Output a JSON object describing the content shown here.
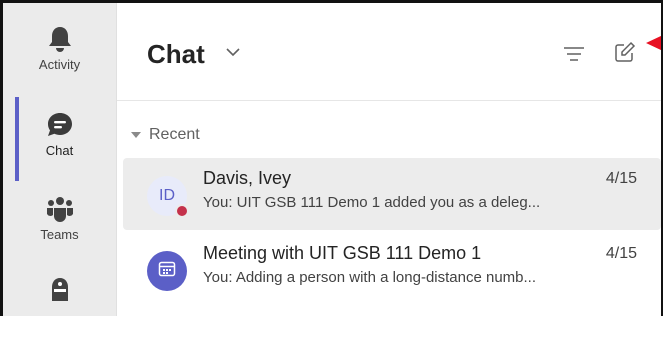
{
  "rail": {
    "items": [
      {
        "label": "Activity",
        "icon": "bell-icon"
      },
      {
        "label": "Chat",
        "icon": "chat-icon",
        "active": true
      },
      {
        "label": "Teams",
        "icon": "teams-icon"
      },
      {
        "label": "",
        "icon": "assignments-icon"
      }
    ]
  },
  "header": {
    "title": "Chat"
  },
  "section": {
    "label": "Recent"
  },
  "chats": [
    {
      "initials": "ID",
      "name": "Davis, Ivey",
      "date": "4/15",
      "preview": "You: UIT GSB 111 Demo 1 added you as a deleg..."
    },
    {
      "name": "Meeting with UIT GSB 111 Demo 1",
      "date": "4/15",
      "preview": "You: Adding a person with a long-distance numb..."
    }
  ],
  "colors": {
    "accent": "#5b5fc7",
    "presence_busy": "#c4314b",
    "annotation_arrow": "#e81123"
  }
}
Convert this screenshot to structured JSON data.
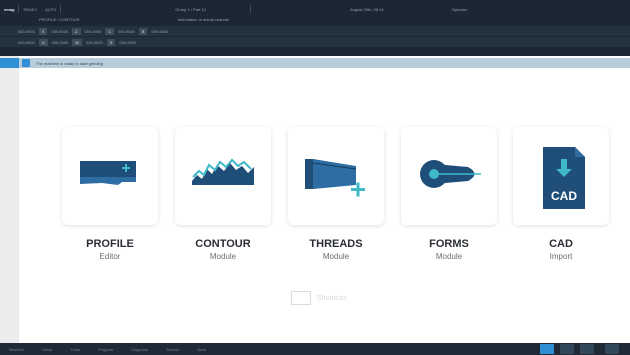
{
  "topbar": {
    "brand": "emag",
    "status1": "READY",
    "status2": "AUTO",
    "path": "Group 1 / Part 12",
    "program": "PROFILE / CONTOUR",
    "info": "Information of actual channel",
    "datetime": "August 20th, 08:14",
    "user": "Operator",
    "val1": "000.0000",
    "val2": "000.0000"
  },
  "notice": {
    "text": "The machine is ready to start grinding"
  },
  "cards": [
    {
      "title": "PROFILE",
      "subtitle": "Editor"
    },
    {
      "title": "CONTOUR",
      "subtitle": "Module"
    },
    {
      "title": "THREADS",
      "subtitle": "Module"
    },
    {
      "title": "FORMS",
      "subtitle": "Module"
    },
    {
      "title": "CAD",
      "subtitle": "Import"
    }
  ],
  "cad_icon_label": "CAD",
  "bottom_shadow_label": "Shortcuts",
  "bottombar": {
    "items": [
      "Machine",
      "Setup",
      "Tools",
      "Program",
      "Diagnose",
      "Service",
      "Data"
    ]
  },
  "colors": {
    "accent": "#2f8fd6",
    "dark": "#1c2733",
    "teal": "#3fb8c8"
  },
  "icons": [
    "profile-editor-icon",
    "contour-module-icon",
    "threads-module-icon",
    "forms-module-icon",
    "cad-import-icon"
  ]
}
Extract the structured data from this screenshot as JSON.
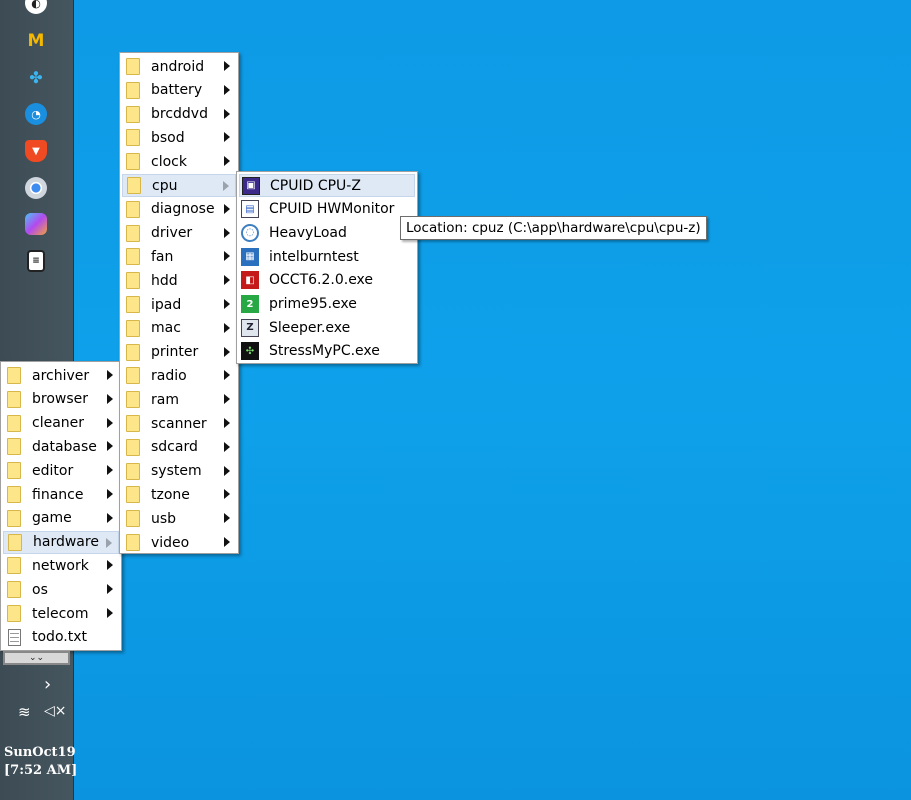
{
  "taskbar": {
    "icons": [
      "incognito-icon",
      "gmail-icon",
      "kali-dragon-icon",
      "speedometer-icon",
      "brave-browser-icon",
      "chrome-icon",
      "microsoft-365-icon",
      "notepad-app-icon"
    ],
    "clock_day": "SunOct19",
    "clock_time": "[7:52 AM]"
  },
  "root_menu": {
    "items": [
      {
        "label": "archiver",
        "submenu": true
      },
      {
        "label": "browser",
        "submenu": true
      },
      {
        "label": "cleaner",
        "submenu": true
      },
      {
        "label": "database",
        "submenu": true
      },
      {
        "label": "editor",
        "submenu": true
      },
      {
        "label": "finance",
        "submenu": true
      },
      {
        "label": "game",
        "submenu": true
      },
      {
        "label": "hardware",
        "submenu": true,
        "highlighted": true
      },
      {
        "label": "network",
        "submenu": true
      },
      {
        "label": "os",
        "submenu": true
      },
      {
        "label": "telecom",
        "submenu": true
      },
      {
        "label": "todo.txt",
        "submenu": false,
        "file": true
      }
    ]
  },
  "hardware_menu": {
    "items": [
      {
        "label": "android"
      },
      {
        "label": "battery"
      },
      {
        "label": "brcddvd"
      },
      {
        "label": "bsod"
      },
      {
        "label": "clock"
      },
      {
        "label": "cpu",
        "highlighted": true
      },
      {
        "label": "diagnose"
      },
      {
        "label": "driver"
      },
      {
        "label": "fan"
      },
      {
        "label": "hdd"
      },
      {
        "label": "ipad"
      },
      {
        "label": "mac"
      },
      {
        "label": "printer"
      },
      {
        "label": "radio"
      },
      {
        "label": "ram"
      },
      {
        "label": "scanner"
      },
      {
        "label": "sdcard"
      },
      {
        "label": "system"
      },
      {
        "label": "tzone"
      },
      {
        "label": "usb"
      },
      {
        "label": "video"
      }
    ]
  },
  "cpu_menu": {
    "items": [
      {
        "label": "CPUID CPU-Z",
        "icon": "cpu-z-icon",
        "highlighted": true
      },
      {
        "label": "CPUID HWMonitor",
        "icon": "hwmonitor-icon"
      },
      {
        "label": "HeavyLoad",
        "icon": "heavyload-icon"
      },
      {
        "label": "intelburntest",
        "icon": "intelburntest-icon"
      },
      {
        "label": "OCCT6.2.0.exe",
        "icon": "occt-icon"
      },
      {
        "label": "prime95.exe",
        "icon": "prime95-icon"
      },
      {
        "label": "Sleeper.exe",
        "icon": "sleeper-icon"
      },
      {
        "label": "StressMyPC.exe",
        "icon": "stressmypc-icon"
      }
    ]
  },
  "tooltip": {
    "text": "Location: cpuz (C:\\app\\hardware\\cpu\\cpu-z)"
  },
  "more_button": {
    "label": "⌄⌄"
  },
  "tray": {
    "expand": "›",
    "wifi": "wifi-icon",
    "volume": "volume-muted-icon"
  }
}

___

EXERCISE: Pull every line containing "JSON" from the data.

SOLUTION TO THIS EXERCISE:
Output a JSON object describing the content shown here.
Convert this screenshot to structured JSON data.
Extract the structured data from this screenshot as JSON.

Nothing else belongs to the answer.